> [What is expected]:
Keep the pictures out of the copy and print all the entries below exactly.

(Records to process)

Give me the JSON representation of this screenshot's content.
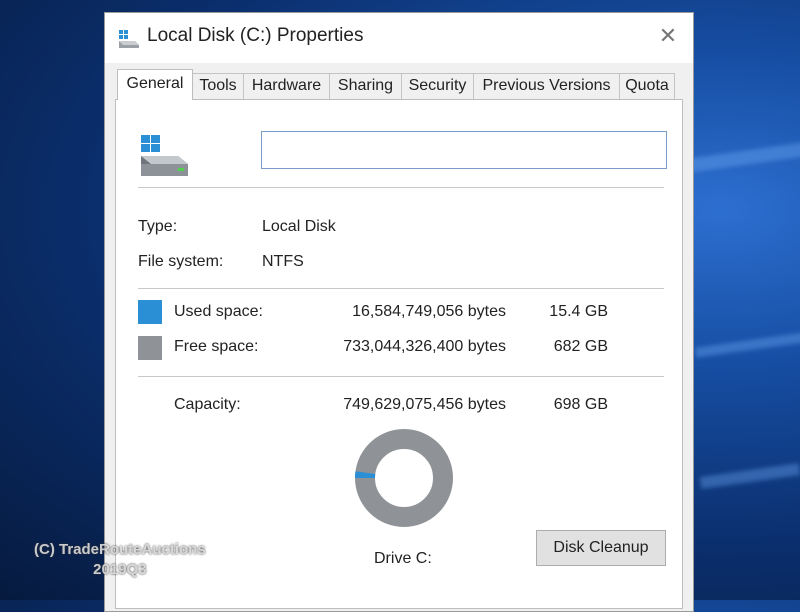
{
  "window": {
    "title": "Local Disk (C:) Properties"
  },
  "tabs": [
    {
      "label": "General"
    },
    {
      "label": "Tools"
    },
    {
      "label": "Hardware"
    },
    {
      "label": "Sharing"
    },
    {
      "label": "Security"
    },
    {
      "label": "Previous Versions"
    },
    {
      "label": "Quota"
    }
  ],
  "general": {
    "name_value": "",
    "type_label": "Type:",
    "type_value": "Local Disk",
    "fs_label": "File system:",
    "fs_value": "NTFS",
    "used": {
      "label": "Used space:",
      "bytes": "16,584,749,056 bytes",
      "size": "15.4 GB",
      "color": "#2b8fd6"
    },
    "free": {
      "label": "Free space:",
      "bytes": "733,044,326,400 bytes",
      "size": "682 GB",
      "color": "#8f9296"
    },
    "capacity": {
      "label": "Capacity:",
      "bytes": "749,629,075,456 bytes",
      "size": "698 GB"
    },
    "used_fraction": 0.022,
    "drive_label": "Drive C:",
    "cleanup_label": "Disk Cleanup"
  },
  "watermark": {
    "line1": "(C) TradeRouteAuctions",
    "line2": "2019Q3"
  }
}
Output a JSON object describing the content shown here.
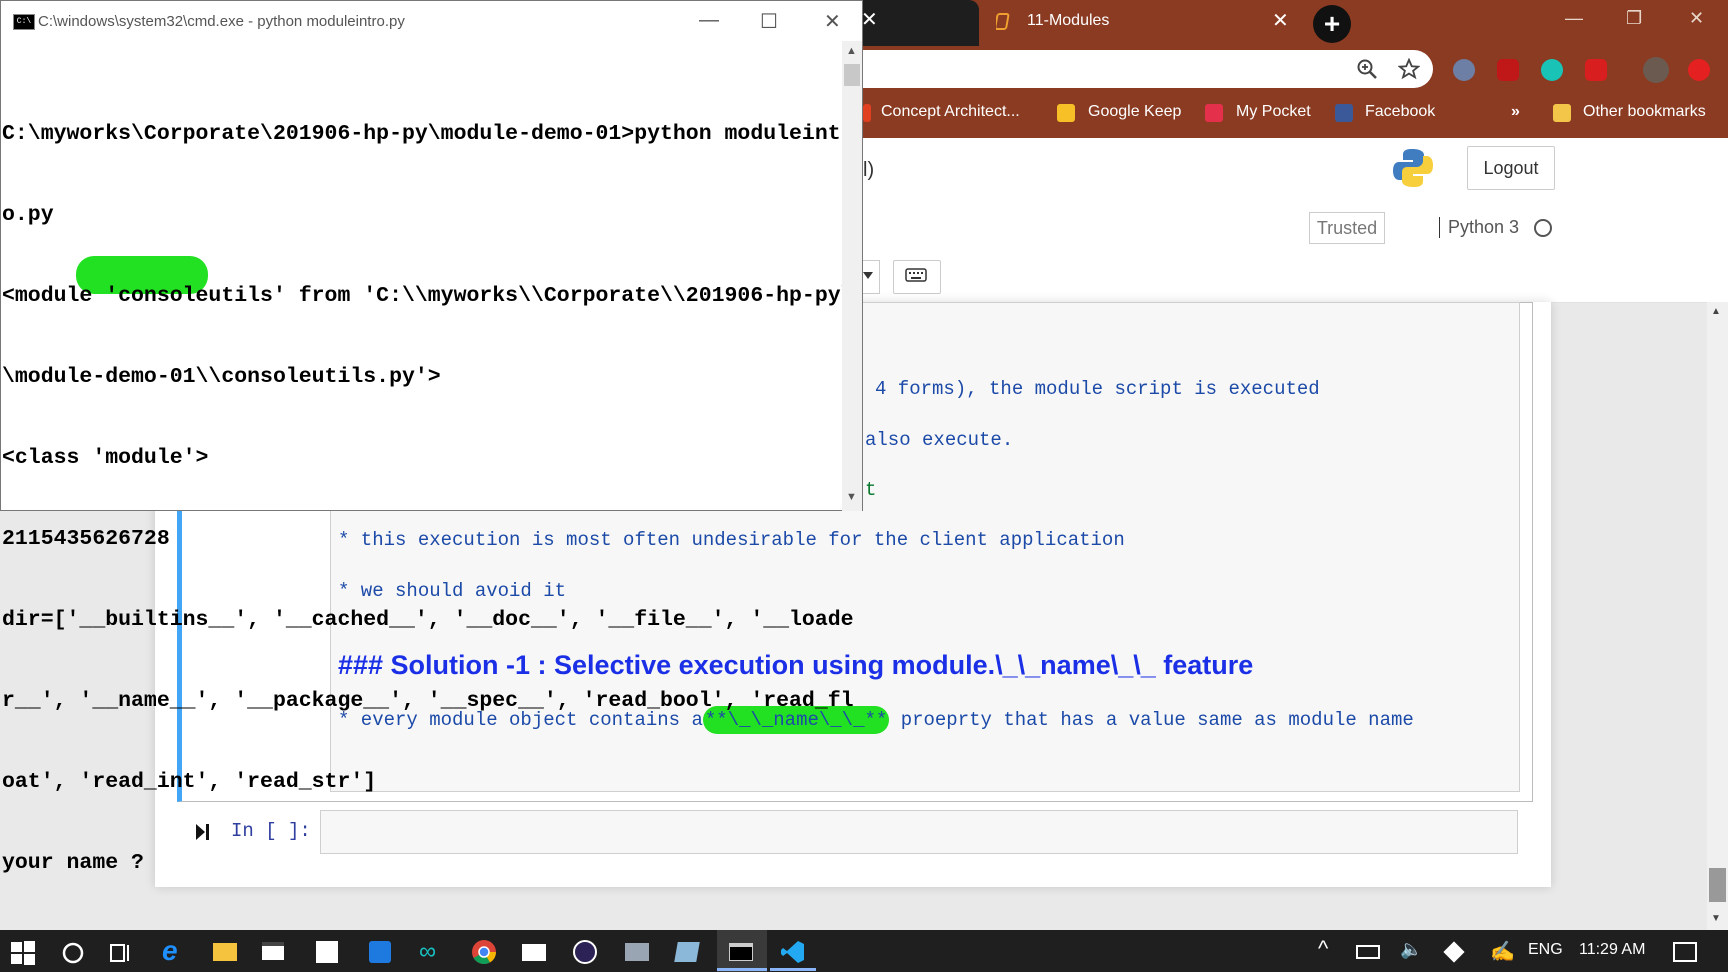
{
  "cmd": {
    "title": "C:\\windows\\system32\\cmd.exe - python  moduleintro.py",
    "icon_label": "C:\\",
    "lines": [
      "C:\\myworks\\Corporate\\201906-hp-py\\module-demo-01>python moduleintr",
      "o.py",
      "<module 'consoleutils' from 'C:\\\\myworks\\\\Corporate\\\\201906-hp-py\\",
      "\\module-demo-01\\\\consoleutils.py'>",
      "<class 'module'>",
      "2115435626728",
      "dir=['__builtins__', '__cached__', '__doc__', '__file__', '__loade",
      "r__', '__name__', '__package__', '__spec__', 'read_bool', 'read_fl",
      "oat', 'read_int', 'read_str']",
      "your name ?"
    ]
  },
  "chrome": {
    "active_tab_title": "11-Modules",
    "bookmarks": [
      {
        "label": "Concept Architect...",
        "icon": "page-icon"
      },
      {
        "label": "Google Keep",
        "icon": "keep-icon"
      },
      {
        "label": "My Pocket",
        "icon": "pocket-icon"
      },
      {
        "label": "Facebook",
        "icon": "facebook-icon"
      }
    ],
    "overflow": "»",
    "other_bookmarks": "Other bookmarks"
  },
  "jupyter": {
    "header_fragment": "l)",
    "logout": "Logout",
    "trusted": "Trusted",
    "kernel": "Python 3",
    "markdown_lines": [
      "4 forms), the module script is executed",
      "also execute.",
      "t",
      "* this execution is most often undesirable for the client application",
      "* we should avoid it"
    ],
    "heading": "### Solution -1 : Selective execution using module.\\_\\_name\\_\\_ feature",
    "bullet_prefix": "* every module object contains a",
    "bullet_highlight": "**\\_\\_name\\_\\_**",
    "bullet_suffix": " proeprty that has a value same as module name",
    "prompt": "In [ ]:"
  },
  "taskbar": {
    "lang": "ENG",
    "time": "11:29 AM"
  },
  "colors": {
    "chrome_theme": "#8a3b22",
    "highlight": "#22e022",
    "cell_border": "#42a5f5",
    "markdown_text": "#1c4aa8",
    "heading_text": "#1a2fe6"
  }
}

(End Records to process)

> [Task output]:
Give me the JSON representation of this screenshot's content.
{
  "window": {
    "title": "Local Disk (C:) Properties"
  },
  "tabs": [
    {
      "label": "General"
    },
    {
      "label": "Tools"
    },
    {
      "label": "Hardware"
    },
    {
      "label": "Sharing"
    },
    {
      "label": "Security"
    },
    {
      "label": "Previous Versions"
    },
    {
      "label": "Quota"
    }
  ],
  "general": {
    "name_value": "",
    "type_label": "Type:",
    "type_value": "Local Disk",
    "fs_label": "File system:",
    "fs_value": "NTFS",
    "used": {
      "label": "Used space:",
      "bytes": "16,584,749,056 bytes",
      "size": "15.4 GB",
      "color": "#2b8fd6"
    },
    "free": {
      "label": "Free space:",
      "bytes": "733,044,326,400 bytes",
      "size": "682 GB",
      "color": "#8f9296"
    },
    "capacity": {
      "label": "Capacity:",
      "bytes": "749,629,075,456 bytes",
      "size": "698 GB"
    },
    "used_fraction": 0.022,
    "drive_label": "Drive C:",
    "cleanup_label": "Disk Cleanup"
  },
  "watermark": {
    "line1": "(C) TradeRouteAuctions",
    "line2": "2019Q3"
  }
}
Output a JSON object describing the content shown here.
{
  "cmd": {
    "title": "C:\\windows\\system32\\cmd.exe - python  moduleintro.py",
    "icon_label": "C:\\",
    "lines": [
      "C:\\myworks\\Corporate\\201906-hp-py\\module-demo-01>python moduleintr",
      "o.py",
      "<module 'consoleutils' from 'C:\\\\myworks\\\\Corporate\\\\201906-hp-py\\",
      "\\module-demo-01\\\\consoleutils.py'>",
      "<class 'module'>",
      "2115435626728",
      "dir=['__builtins__', '__cached__', '__doc__', '__file__', '__loade",
      "r__', '__name__', '__package__', '__spec__', 'read_bool', 'read_fl",
      "oat', 'read_int', 'read_str']",
      "your name ?"
    ]
  },
  "chrome": {
    "active_tab_title": "11-Modules",
    "bookmarks": [
      {
        "label": "Concept Architect...",
        "icon": "page-icon"
      },
      {
        "label": "Google Keep",
        "icon": "keep-icon"
      },
      {
        "label": "My Pocket",
        "icon": "pocket-icon"
      },
      {
        "label": "Facebook",
        "icon": "facebook-icon"
      }
    ],
    "overflow": "»",
    "other_bookmarks": "Other bookmarks"
  },
  "jupyter": {
    "header_fragment": "l)",
    "logout": "Logout",
    "trusted": "Trusted",
    "kernel": "Python 3",
    "markdown_lines": [
      "4 forms), the module script is executed",
      "also execute.",
      "t",
      "* this execution is most often undesirable for the client application",
      "* we should avoid it"
    ],
    "heading": "### Solution -1 : Selective execution using module.\\_\\_name\\_\\_ feature",
    "bullet_prefix": "* every module object contains a",
    "bullet_highlight": "**\\_\\_name\\_\\_**",
    "bullet_suffix": " proeprty that has a value same as module name",
    "prompt": "In [ ]:"
  },
  "taskbar": {
    "lang": "ENG",
    "time": "11:29 AM"
  },
  "colors": {
    "chrome_theme": "#8a3b22",
    "highlight": "#22e022",
    "cell_border": "#42a5f5",
    "markdown_text": "#1c4aa8",
    "heading_text": "#1a2fe6"
  }
}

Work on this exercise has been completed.